Dataset entries: Begin
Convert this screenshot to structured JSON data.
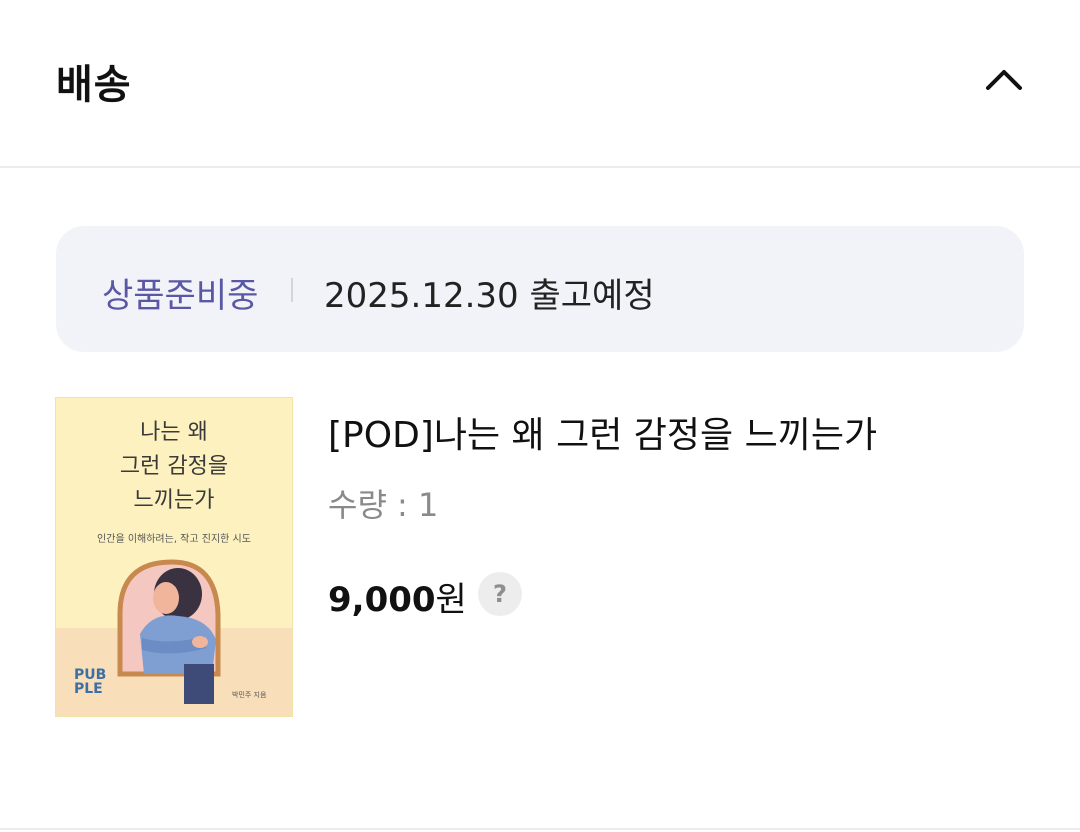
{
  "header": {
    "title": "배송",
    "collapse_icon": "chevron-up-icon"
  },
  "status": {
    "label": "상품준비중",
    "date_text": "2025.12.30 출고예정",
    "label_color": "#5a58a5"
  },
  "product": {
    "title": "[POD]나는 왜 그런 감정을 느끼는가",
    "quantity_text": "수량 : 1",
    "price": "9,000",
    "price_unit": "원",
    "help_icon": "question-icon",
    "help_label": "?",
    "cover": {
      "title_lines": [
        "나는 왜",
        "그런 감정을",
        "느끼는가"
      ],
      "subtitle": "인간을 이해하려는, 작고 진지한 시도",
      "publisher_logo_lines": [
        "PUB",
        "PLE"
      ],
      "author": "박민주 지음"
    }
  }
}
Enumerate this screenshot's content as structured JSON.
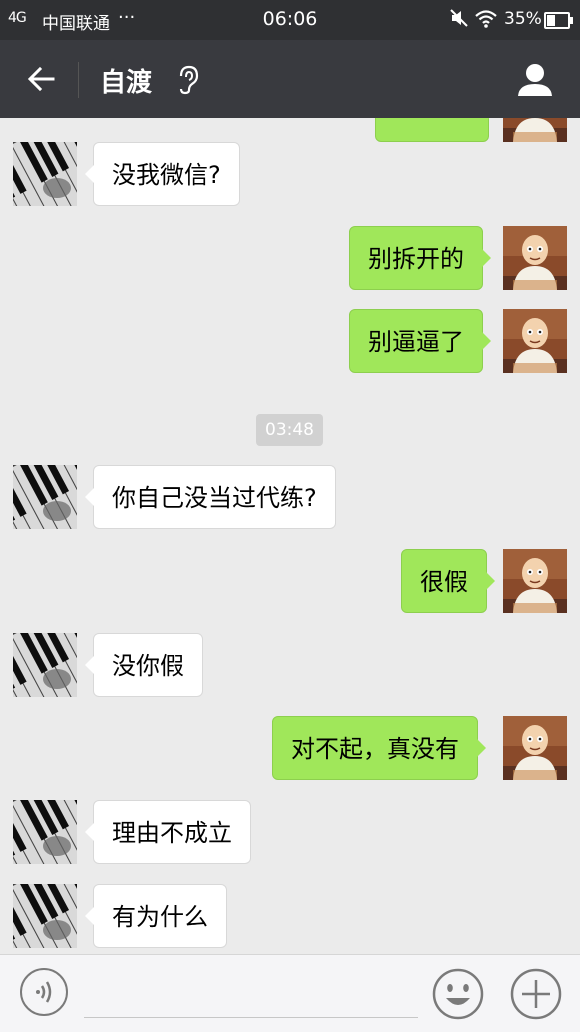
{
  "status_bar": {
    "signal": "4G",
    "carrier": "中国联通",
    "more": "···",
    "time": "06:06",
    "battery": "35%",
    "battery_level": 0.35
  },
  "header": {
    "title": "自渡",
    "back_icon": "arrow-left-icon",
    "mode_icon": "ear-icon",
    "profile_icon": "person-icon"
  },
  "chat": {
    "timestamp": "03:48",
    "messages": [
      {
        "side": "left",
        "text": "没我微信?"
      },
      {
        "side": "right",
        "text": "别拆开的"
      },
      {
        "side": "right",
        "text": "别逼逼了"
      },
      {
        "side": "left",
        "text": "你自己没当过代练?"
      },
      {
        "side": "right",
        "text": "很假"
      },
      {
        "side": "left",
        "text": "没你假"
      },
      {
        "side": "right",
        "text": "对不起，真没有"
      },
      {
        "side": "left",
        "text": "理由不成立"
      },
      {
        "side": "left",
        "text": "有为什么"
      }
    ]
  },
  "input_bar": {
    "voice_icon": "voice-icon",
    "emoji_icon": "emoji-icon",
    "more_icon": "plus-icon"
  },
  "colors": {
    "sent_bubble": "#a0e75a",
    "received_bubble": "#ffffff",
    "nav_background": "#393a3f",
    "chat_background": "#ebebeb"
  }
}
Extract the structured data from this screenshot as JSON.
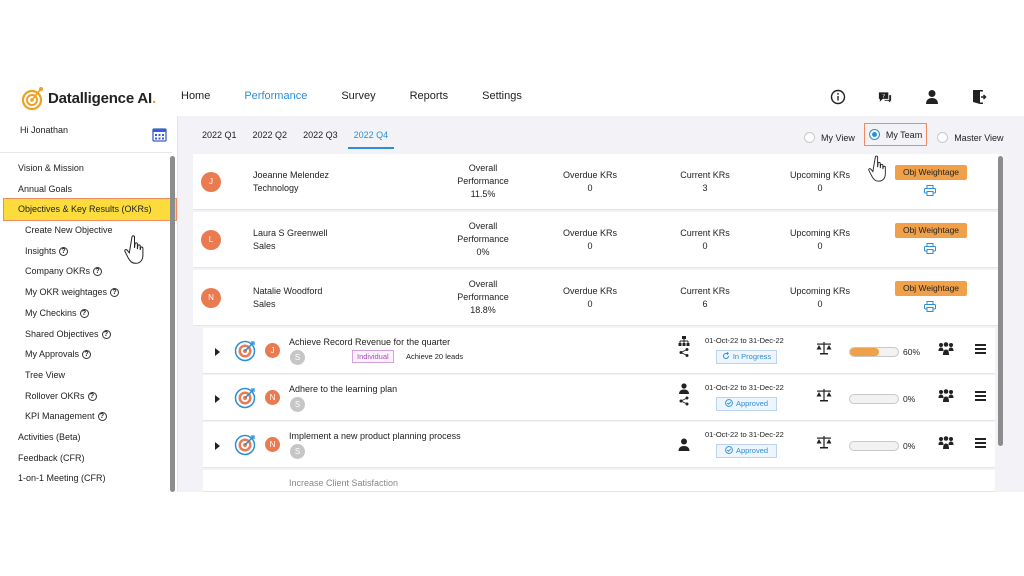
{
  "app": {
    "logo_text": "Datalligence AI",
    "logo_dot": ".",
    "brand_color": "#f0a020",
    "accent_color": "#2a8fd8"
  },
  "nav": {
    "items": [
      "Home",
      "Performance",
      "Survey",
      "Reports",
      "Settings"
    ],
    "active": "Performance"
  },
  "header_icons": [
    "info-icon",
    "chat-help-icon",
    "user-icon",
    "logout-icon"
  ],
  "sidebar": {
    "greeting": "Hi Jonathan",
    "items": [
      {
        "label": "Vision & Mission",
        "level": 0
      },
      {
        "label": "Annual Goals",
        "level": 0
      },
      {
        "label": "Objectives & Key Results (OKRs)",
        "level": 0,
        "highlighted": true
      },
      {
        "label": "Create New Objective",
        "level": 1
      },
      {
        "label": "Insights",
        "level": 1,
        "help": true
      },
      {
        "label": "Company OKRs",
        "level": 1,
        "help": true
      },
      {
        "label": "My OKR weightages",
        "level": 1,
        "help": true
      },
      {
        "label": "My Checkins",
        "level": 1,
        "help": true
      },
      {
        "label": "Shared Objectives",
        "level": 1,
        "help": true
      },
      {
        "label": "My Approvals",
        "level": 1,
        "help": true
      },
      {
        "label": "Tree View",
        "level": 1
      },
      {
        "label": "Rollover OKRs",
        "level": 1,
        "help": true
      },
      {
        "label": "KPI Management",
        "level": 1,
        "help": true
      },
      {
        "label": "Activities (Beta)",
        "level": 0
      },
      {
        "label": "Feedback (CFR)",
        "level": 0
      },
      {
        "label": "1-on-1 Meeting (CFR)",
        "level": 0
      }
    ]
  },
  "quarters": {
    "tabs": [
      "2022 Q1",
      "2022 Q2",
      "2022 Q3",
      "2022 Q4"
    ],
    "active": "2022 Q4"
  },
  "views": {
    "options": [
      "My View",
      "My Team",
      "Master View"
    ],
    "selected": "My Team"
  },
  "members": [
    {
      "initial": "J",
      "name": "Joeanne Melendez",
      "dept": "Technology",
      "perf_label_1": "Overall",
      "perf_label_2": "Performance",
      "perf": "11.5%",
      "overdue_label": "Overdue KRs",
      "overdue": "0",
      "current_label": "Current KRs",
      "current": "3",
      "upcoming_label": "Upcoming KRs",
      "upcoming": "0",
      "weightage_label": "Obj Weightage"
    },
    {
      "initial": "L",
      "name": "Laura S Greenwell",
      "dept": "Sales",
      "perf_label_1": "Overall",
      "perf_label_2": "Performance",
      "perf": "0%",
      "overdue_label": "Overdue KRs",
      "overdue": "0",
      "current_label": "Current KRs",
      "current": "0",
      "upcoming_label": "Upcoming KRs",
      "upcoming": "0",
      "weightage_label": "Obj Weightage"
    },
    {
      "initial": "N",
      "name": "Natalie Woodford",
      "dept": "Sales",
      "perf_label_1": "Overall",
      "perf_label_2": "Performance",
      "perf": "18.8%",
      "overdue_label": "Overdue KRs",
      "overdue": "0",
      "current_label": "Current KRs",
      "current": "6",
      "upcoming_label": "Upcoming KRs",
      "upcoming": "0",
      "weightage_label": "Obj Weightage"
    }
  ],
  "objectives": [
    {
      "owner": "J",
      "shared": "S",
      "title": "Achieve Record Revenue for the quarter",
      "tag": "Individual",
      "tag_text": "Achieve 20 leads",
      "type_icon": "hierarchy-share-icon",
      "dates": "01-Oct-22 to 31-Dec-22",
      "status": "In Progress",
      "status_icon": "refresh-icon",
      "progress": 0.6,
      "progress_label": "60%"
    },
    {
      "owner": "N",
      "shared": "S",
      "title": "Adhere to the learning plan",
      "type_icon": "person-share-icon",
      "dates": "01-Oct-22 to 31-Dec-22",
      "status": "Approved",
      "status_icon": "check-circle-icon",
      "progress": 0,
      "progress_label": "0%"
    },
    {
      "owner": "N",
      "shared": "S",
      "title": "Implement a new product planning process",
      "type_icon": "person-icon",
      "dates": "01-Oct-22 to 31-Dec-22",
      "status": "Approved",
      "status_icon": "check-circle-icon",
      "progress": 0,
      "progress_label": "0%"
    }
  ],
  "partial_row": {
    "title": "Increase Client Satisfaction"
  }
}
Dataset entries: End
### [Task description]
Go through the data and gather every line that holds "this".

### [Task answer]
Convert this screenshot to structured JSON data.
Enumerate this screenshot's content as structured JSON.
Extract the structured data from this screenshot as JSON.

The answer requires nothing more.